Viridian plans anaerobic digestion facility for north Belfast
The energy company Viridian has submitted plans to build a large anaerobic digestion facility close to Belfast Harbour.
Anaerobic digesters use organic waste to generate methane gas, which is burned to generate electricity.
There are existing methane engines on the site, powered by gas extracted from a former landfill.
Viridian plan to use food and garden waste as the feedstock for their digesters.
The resulting gas will be will be piped to the three existing methane engines to the east of the site, across an internal access road.
The company says the facility has been designed to generate up to 4.1MW of renewable electricity a year.
That will require up to 99,999 tonnes of feedstock a year.
The development would consist of nine tanks, a biogas holder, weighbridges, waste reception areas and an office building.
It would cover a site of 9 acres on the former landfill at the North Foreshore.
What is anaerobic digestion?
- Process by which micro-organisms break down biodegradable material in the absence of oxygen
- Organic material such as manure, crops, grass or slurry is put into large containers
- Once this material breaks down it produces biogas such as methane
- Methane can be converted and fed into the National Grid
Viridian says it represents an investment of £40m.
The plan will now be considered by the city council's planning committee.
Viridian estimate that the facility will take two years to build and a further six months to become fully operational.

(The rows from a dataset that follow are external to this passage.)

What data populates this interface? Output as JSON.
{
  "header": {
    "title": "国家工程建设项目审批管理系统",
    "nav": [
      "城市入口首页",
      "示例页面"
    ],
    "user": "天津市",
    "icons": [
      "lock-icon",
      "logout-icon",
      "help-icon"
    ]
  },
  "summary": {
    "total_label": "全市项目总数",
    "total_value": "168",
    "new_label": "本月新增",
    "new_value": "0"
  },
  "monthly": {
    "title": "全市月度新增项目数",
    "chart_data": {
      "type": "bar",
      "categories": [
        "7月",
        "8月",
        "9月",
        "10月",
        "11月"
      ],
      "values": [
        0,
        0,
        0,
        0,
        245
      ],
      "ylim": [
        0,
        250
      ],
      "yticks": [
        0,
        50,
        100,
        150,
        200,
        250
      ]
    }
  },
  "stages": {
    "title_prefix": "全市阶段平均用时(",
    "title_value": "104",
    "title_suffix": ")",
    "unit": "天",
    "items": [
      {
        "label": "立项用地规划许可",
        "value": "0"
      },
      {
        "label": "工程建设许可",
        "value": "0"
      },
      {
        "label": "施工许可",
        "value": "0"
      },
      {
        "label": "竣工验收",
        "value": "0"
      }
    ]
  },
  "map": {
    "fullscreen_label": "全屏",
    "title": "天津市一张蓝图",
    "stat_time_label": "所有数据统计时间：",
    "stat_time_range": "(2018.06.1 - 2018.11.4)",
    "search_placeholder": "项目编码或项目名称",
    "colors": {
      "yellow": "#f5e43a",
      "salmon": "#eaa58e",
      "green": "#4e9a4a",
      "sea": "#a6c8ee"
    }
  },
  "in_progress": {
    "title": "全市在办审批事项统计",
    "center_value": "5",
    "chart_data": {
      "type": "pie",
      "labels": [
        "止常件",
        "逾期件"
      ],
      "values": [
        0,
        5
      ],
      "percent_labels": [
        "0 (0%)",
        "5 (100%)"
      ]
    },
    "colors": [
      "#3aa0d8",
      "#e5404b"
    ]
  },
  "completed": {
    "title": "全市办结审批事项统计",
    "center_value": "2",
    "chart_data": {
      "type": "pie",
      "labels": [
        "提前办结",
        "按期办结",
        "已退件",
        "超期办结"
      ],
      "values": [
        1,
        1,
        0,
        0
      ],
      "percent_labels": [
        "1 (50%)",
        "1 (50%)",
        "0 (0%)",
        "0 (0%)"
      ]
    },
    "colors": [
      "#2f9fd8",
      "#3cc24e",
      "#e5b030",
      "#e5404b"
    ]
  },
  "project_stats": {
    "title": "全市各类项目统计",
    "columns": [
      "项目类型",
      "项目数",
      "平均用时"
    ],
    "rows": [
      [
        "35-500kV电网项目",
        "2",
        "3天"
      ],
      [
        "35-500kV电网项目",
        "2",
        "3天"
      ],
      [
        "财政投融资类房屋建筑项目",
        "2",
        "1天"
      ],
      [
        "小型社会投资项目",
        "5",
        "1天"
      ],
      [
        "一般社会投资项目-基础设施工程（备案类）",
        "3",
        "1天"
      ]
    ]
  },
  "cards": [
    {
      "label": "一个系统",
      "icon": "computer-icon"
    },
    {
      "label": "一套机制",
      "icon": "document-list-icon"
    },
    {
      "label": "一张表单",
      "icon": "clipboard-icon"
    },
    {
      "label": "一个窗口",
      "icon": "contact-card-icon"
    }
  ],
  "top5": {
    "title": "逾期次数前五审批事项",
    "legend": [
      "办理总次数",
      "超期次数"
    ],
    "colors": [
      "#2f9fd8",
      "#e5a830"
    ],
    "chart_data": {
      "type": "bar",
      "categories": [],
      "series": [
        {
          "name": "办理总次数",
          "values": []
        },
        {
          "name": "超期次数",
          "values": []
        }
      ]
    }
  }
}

They added that it would support about 200 construction jobs, with about 20 operational staff on completion.